- [REQUIRED ACTION]
Copy out the records below exactly as they appear.

- [EXTRACTED ENTRIES]
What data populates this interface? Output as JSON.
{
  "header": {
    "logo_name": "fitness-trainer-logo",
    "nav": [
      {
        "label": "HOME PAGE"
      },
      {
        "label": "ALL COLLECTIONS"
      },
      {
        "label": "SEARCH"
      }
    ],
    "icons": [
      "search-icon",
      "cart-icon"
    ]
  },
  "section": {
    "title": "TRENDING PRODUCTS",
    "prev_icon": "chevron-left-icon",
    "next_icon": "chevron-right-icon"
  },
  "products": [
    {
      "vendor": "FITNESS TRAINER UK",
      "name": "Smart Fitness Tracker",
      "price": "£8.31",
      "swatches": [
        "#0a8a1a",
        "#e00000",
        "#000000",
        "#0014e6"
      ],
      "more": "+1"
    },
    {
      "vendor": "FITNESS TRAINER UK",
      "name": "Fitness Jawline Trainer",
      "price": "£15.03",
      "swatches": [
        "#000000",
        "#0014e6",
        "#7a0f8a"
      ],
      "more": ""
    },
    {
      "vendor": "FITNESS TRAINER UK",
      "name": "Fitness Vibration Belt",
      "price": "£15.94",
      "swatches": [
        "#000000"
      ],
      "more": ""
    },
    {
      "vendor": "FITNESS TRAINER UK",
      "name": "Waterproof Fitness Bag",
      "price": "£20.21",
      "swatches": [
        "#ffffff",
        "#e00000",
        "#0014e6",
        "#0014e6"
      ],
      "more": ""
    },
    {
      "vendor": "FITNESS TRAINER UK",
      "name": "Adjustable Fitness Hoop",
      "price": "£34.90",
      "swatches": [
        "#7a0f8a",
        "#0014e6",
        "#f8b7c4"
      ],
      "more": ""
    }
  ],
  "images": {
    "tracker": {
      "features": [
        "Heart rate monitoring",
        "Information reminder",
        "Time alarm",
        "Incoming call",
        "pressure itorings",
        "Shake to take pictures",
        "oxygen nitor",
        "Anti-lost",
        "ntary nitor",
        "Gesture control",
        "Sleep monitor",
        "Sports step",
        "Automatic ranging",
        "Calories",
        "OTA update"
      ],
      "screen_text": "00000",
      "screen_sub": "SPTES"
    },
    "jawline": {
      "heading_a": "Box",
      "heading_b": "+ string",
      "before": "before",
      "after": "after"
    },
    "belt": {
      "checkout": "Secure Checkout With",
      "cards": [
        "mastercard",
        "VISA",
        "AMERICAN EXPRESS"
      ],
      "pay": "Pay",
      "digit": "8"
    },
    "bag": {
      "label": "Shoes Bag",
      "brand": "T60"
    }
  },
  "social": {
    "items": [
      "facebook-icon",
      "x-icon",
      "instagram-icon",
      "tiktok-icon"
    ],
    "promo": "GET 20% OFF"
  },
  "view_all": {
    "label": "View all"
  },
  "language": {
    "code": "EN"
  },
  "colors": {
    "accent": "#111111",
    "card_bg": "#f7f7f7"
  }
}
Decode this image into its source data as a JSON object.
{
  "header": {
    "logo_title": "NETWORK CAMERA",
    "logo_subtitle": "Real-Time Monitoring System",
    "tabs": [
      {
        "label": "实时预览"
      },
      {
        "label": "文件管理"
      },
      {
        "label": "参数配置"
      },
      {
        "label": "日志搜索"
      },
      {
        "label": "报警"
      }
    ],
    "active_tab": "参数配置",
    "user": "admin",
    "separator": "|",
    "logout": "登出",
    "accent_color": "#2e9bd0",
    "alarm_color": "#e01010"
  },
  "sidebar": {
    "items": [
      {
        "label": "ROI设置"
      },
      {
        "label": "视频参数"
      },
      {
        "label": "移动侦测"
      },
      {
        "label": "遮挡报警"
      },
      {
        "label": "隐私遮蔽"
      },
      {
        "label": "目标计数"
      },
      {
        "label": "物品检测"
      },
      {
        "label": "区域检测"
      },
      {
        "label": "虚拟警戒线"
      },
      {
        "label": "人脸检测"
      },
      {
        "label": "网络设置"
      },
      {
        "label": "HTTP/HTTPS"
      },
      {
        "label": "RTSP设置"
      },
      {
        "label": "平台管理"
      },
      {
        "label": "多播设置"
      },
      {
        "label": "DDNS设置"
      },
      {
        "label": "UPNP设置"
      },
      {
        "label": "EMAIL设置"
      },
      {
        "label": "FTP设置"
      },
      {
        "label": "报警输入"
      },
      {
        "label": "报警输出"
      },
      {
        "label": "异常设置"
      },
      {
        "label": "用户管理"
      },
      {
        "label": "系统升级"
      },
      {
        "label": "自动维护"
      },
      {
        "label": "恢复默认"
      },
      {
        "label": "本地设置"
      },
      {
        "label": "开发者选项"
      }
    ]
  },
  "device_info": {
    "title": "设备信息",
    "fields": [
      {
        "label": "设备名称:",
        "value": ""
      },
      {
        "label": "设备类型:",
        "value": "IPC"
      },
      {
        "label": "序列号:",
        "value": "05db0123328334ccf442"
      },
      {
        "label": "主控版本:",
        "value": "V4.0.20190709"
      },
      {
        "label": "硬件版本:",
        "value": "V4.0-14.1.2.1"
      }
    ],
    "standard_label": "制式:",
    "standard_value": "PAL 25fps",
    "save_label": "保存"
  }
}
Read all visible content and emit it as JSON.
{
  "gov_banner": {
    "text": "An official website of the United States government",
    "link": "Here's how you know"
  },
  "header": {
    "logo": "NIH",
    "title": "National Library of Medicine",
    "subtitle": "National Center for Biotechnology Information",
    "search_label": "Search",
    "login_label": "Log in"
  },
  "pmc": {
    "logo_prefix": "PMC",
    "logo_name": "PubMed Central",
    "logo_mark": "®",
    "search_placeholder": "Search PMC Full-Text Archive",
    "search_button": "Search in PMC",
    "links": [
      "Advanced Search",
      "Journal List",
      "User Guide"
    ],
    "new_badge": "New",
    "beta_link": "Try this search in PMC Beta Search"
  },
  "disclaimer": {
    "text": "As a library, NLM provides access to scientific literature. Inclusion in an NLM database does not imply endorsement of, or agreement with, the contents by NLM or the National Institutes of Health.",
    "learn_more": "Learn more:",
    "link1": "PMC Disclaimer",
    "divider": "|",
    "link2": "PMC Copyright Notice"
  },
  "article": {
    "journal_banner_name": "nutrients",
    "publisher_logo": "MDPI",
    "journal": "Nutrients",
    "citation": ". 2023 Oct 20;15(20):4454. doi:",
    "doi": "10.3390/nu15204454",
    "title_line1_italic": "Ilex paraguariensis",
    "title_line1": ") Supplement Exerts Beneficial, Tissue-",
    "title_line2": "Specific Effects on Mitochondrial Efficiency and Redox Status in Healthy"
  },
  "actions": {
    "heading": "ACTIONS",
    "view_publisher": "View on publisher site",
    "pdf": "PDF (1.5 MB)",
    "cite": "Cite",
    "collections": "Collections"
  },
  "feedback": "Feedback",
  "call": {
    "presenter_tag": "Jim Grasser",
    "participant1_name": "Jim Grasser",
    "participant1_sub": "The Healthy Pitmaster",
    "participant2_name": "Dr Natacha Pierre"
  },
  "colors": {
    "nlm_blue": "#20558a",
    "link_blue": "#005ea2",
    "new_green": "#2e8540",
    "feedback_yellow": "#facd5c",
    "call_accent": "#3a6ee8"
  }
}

- [YOUR RESPONSE]
What data populates this interface? Output as JSON.
{
  "header": {
    "logo_name": "fitness-trainer-logo",
    "nav": [
      {
        "label": "HOME PAGE"
      },
      {
        "label": "ALL COLLECTIONS"
      },
      {
        "label": "SEARCH"
      }
    ],
    "icons": [
      "search-icon",
      "cart-icon"
    ]
  },
  "section": {
    "title": "TRENDING PRODUCTS",
    "prev_icon": "chevron-left-icon",
    "next_icon": "chevron-right-icon"
  },
  "products": [
    {
      "vendor": "FITNESS TRAINER UK",
      "name": "Smart Fitness Tracker",
      "price": "£8.31",
      "swatches": [
        "#0a8a1a",
        "#e00000",
        "#000000",
        "#0014e6"
      ],
      "more": "+1"
    },
    {
      "vendor": "FITNESS TRAINER UK",
      "name": "Fitness Jawline Trainer",
      "price": "£15.03",
      "swatches": [
        "#000000",
        "#0014e6",
        "#7a0f8a"
      ],
      "more": ""
    },
    {
      "vendor": "FITNESS TRAINER UK",
      "name": "Fitness Vibration Belt",
      "price": "£15.94",
      "swatches": [
        "#000000"
      ],
      "more": ""
    },
    {
      "vendor": "FITNESS TRAINER UK",
      "name": "Waterproof Fitness Bag",
      "price": "£20.21",
      "swatches": [
        "#ffffff",
        "#e00000",
        "#0014e6",
        "#0014e6"
      ],
      "more": ""
    },
    {
      "vendor": "FITNESS TRAINER UK",
      "name": "Adjustable Fitness Hoop",
      "price": "£34.90",
      "swatches": [
        "#7a0f8a",
        "#0014e6",
        "#f8b7c4"
      ],
      "more": ""
    }
  ],
  "images": {
    "tracker": {
      "features": [
        "Heart rate monitoring",
        "Information reminder",
        "Time alarm",
        "Incoming call",
        "pressure itorings",
        "Shake to take pictures",
        "oxygen nitor",
        "Anti-lost",
        "ntary nitor",
        "Gesture control",
        "Sleep monitor",
        "Sports step",
        "Automatic ranging",
        "Calories",
        "OTA update"
      ],
      "screen_text": "00000",
      "screen_sub": "SPTES"
    },
    "jawline": {
      "heading_a": "Box",
      "heading_b": "+ string",
      "before": "before",
      "after": "after"
    },
    "belt": {
      "checkout": "Secure Checkout With",
      "cards": [
        "mastercard",
        "VISA",
        "AMERICAN EXPRESS"
      ],
      "pay": "Pay",
      "digit": "8"
    },
    "bag": {
      "label": "Shoes Bag",
      "brand": "T60"
    }
  },
  "social": {
    "items": [
      "facebook-icon",
      "x-icon",
      "instagram-icon",
      "tiktok-icon"
    ],
    "promo": "GET 20% OFF"
  },
  "view_all": {
    "label": "View all"
  },
  "language": {
    "code": "EN"
  },
  "colors": {
    "accent": "#111111",
    "card_bg": "#f7f7f7"
  }
}
Decode this image into its source data as a JSON object.
{
  "header": {
    "logo_title": "NETWORK CAMERA",
    "logo_subtitle": "Real-Time Monitoring System",
    "tabs": [
      {
        "label": "实时预览"
      },
      {
        "label": "文件管理"
      },
      {
        "label": "参数配置"
      },
      {
        "label": "日志搜索"
      },
      {
        "label": "报警"
      }
    ],
    "active_tab": "参数配置",
    "user": "admin",
    "separator": "|",
    "logout": "登出",
    "accent_color": "#2e9bd0",
    "alarm_color": "#e01010"
  },
  "sidebar": {
    "items": [
      {
        "label": "ROI设置"
      },
      {
        "label": "视频参数"
      },
      {
        "label": "移动侦测"
      },
      {
        "label": "遮挡报警"
      },
      {
        "label": "隐私遮蔽"
      },
      {
        "label": "目标计数"
      },
      {
        "label": "物品检测"
      },
      {
        "label": "区域检测"
      },
      {
        "label": "虚拟警戒线"
      },
      {
        "label": "人脸检测"
      },
      {
        "label": "网络设置"
      },
      {
        "label": "HTTP/HTTPS"
      },
      {
        "label": "RTSP设置"
      },
      {
        "label": "平台管理"
      },
      {
        "label": "多播设置"
      },
      {
        "label": "DDNS设置"
      },
      {
        "label": "UPNP设置"
      },
      {
        "label": "EMAIL设置"
      },
      {
        "label": "FTP设置"
      },
      {
        "label": "报警输入"
      },
      {
        "label": "报警输出"
      },
      {
        "label": "异常设置"
      },
      {
        "label": "用户管理"
      },
      {
        "label": "系统升级"
      },
      {
        "label": "自动维护"
      },
      {
        "label": "恢复默认"
      },
      {
        "label": "本地设置"
      },
      {
        "label": "开发者选项"
      }
    ]
  },
  "device_info": {
    "title": "设备信息",
    "fields": [
      {
        "label": "设备名称:",
        "value": ""
      },
      {
        "label": "设备类型:",
        "value": "IPC"
      },
      {
        "label": "序列号:",
        "value": "05db0123328334ccf442"
      },
      {
        "label": "主控版本:",
        "value": "V4.0.20190709"
      },
      {
        "label": "硬件版本:",
        "value": "V4.0-14.1.2.1"
      }
    ],
    "standard_label": "制式:",
    "standard_value": "PAL 25fps",
    "save_label": "保存"
  }
}
Read all visible content and emit it as JSON.
{
  "gov_banner": {
    "text": "An official website of the United States government",
    "link": "Here's how you know"
  },
  "header": {
    "logo": "NIH",
    "title": "National Library of Medicine",
    "subtitle": "National Center for Biotechnology Information",
    "search_label": "Search",
    "login_label": "Log in"
  },
  "pmc": {
    "logo_prefix": "PMC",
    "logo_name": "PubMed Central",
    "logo_mark": "®",
    "search_placeholder": "Search PMC Full-Text Archive",
    "search_button": "Search in PMC",
    "links": [
      "Advanced Search",
      "Journal List",
      "User Guide"
    ],
    "new_badge": "New",
    "beta_link": "Try this search in PMC Beta Search"
  },
  "disclaimer": {
    "text": "As a library, NLM provides access to scientific literature. Inclusion in an NLM database does not imply endorsement of, or agreement with, the contents by NLM or the National Institutes of Health.",
    "learn_more": "Learn more:",
    "link1": "PMC Disclaimer",
    "divider": "|",
    "link2": "PMC Copyright Notice"
  },
  "article": {
    "journal_banner_name": "nutrients",
    "publisher_logo": "MDPI",
    "journal": "Nutrients",
    "citation": ". 2023 Oct 20;15(20):4454. doi:",
    "doi": "10.3390/nu15204454",
    "title_line1_italic": "Ilex paraguariensis",
    "title_line1": ") Supplement Exerts Beneficial, Tissue-",
    "title_line2": "Specific Effects on Mitochondrial Efficiency and Redox Status in Healthy"
  },
  "actions": {
    "heading": "ACTIONS",
    "view_publisher": "View on publisher site",
    "pdf": "PDF (1.5 MB)",
    "cite": "Cite",
    "collections": "Collections"
  },
  "feedback": "Feedback",
  "call": {
    "presenter_tag": "Jim Grasser",
    "participant1_name": "Jim Grasser",
    "participant1_sub": "The Healthy Pitmaster",
    "participant2_name": "Dr Natacha Pierre"
  },
  "colors": {
    "nlm_blue": "#20558a",
    "link_blue": "#005ea2",
    "new_green": "#2e8540",
    "feedback_yellow": "#facd5c",
    "call_accent": "#3a6ee8"
  }
}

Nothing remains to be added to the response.